- PROBLEM DETAILS:
Each line below with the string "shortcut" should be copied.

- MATERIAL PROVIDED:
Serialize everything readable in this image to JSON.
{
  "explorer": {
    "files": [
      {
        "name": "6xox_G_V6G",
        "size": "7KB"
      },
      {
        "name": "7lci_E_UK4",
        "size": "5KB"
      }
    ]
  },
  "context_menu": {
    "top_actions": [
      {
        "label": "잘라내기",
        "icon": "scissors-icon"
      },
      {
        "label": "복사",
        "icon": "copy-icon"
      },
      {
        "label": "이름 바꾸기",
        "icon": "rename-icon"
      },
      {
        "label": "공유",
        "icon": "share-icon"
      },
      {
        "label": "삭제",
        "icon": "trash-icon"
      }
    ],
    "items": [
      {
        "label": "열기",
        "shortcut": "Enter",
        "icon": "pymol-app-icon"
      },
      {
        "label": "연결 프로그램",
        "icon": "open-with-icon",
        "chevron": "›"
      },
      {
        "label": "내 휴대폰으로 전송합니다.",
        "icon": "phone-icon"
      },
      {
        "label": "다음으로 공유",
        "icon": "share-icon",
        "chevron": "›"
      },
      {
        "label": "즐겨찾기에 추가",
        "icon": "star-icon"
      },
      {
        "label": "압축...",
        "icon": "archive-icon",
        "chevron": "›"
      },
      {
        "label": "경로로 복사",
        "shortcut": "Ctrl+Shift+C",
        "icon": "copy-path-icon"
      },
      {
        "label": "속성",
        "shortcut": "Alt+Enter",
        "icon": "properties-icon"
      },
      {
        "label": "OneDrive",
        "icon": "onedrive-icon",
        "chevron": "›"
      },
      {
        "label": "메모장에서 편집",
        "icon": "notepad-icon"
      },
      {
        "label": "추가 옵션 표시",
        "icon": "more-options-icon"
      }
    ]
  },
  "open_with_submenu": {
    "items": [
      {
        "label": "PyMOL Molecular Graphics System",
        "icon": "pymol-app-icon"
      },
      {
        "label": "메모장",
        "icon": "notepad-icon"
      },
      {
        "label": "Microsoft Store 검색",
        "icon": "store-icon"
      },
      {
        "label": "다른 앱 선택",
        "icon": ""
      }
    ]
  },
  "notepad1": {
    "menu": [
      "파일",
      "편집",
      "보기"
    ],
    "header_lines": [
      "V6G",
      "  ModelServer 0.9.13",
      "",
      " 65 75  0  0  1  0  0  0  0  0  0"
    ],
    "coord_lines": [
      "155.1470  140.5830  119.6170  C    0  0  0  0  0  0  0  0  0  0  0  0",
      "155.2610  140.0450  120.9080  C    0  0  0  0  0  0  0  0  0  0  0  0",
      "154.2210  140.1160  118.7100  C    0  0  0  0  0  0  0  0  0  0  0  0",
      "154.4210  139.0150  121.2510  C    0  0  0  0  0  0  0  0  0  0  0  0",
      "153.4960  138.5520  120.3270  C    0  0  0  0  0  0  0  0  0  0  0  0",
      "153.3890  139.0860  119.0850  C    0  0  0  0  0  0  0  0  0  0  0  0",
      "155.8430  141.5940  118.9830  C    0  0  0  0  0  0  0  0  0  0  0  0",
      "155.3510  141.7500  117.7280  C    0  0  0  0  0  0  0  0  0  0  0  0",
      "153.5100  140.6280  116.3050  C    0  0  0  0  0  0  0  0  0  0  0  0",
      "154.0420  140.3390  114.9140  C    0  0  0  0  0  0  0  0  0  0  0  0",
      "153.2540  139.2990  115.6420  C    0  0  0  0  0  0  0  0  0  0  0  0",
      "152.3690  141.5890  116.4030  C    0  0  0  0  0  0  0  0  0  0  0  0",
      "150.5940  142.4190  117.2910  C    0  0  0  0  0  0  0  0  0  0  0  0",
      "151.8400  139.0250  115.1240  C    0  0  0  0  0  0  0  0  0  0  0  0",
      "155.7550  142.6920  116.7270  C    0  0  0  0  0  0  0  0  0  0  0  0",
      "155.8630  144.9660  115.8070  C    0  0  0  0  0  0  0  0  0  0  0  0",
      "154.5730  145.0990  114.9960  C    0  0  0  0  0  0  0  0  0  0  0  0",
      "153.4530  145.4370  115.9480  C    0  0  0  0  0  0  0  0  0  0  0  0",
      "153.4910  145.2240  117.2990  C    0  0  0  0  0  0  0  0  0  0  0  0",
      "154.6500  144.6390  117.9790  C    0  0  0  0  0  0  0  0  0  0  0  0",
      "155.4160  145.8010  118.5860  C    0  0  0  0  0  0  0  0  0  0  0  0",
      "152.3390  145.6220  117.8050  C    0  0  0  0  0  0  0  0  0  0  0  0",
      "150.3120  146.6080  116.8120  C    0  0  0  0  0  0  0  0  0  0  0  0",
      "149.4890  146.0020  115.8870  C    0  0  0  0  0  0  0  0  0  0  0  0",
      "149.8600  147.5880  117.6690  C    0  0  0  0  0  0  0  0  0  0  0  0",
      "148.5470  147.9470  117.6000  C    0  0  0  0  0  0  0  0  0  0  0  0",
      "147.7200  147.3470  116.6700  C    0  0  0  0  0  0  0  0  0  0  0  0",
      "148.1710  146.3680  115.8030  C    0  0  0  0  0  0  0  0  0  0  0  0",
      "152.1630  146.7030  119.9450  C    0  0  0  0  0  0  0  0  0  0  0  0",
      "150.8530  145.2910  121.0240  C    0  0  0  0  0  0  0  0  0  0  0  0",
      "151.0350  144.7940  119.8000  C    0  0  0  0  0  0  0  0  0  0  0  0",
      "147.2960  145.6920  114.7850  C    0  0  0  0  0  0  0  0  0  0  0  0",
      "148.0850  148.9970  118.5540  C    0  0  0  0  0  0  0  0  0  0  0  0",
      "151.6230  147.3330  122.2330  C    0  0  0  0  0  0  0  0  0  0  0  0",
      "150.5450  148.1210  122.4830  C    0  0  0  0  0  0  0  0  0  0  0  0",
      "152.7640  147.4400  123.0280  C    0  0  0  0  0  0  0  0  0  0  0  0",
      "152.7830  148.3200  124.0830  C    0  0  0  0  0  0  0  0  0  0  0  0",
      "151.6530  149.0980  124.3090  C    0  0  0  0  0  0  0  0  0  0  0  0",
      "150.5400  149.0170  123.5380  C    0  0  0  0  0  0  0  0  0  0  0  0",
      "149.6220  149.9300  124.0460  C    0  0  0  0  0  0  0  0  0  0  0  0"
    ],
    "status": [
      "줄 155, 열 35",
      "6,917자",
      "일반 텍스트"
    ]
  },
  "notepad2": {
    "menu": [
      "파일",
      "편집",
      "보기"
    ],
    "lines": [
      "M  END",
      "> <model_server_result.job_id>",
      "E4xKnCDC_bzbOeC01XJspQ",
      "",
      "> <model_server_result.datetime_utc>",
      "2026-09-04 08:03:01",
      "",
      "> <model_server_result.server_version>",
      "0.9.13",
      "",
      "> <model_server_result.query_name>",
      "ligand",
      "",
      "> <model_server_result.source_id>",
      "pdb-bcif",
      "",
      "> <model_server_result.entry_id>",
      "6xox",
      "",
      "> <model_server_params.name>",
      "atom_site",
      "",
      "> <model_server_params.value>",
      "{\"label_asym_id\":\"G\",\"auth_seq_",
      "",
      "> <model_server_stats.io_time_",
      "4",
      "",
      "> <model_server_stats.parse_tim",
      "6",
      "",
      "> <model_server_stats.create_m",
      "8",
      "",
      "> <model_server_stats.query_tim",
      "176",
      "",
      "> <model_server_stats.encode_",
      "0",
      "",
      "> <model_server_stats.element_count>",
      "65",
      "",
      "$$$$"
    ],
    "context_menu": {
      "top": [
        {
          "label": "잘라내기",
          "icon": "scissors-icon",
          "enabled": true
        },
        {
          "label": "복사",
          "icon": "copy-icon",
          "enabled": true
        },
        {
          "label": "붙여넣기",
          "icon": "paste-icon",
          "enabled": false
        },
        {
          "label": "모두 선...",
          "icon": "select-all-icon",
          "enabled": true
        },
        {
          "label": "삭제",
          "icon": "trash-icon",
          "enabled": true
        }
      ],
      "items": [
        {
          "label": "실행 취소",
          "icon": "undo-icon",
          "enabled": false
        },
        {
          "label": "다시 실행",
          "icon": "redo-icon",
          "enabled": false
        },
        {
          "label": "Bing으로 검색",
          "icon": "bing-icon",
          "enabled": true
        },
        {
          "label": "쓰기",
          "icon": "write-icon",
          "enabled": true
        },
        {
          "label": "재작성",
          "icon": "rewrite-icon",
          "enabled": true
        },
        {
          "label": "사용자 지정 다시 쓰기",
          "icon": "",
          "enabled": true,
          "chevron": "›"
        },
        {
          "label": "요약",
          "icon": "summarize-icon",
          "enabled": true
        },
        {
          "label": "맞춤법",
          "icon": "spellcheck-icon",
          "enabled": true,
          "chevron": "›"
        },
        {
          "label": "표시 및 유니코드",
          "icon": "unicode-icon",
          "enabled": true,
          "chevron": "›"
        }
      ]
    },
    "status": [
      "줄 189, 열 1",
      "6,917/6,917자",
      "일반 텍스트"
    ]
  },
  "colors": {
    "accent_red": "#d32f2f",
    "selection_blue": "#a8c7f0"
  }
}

- RESPONSE BOX:
        "shortcut": "Enter",
        "shortcut": "Ctrl+Shift+C",
        "shortcut": "Alt+Enter",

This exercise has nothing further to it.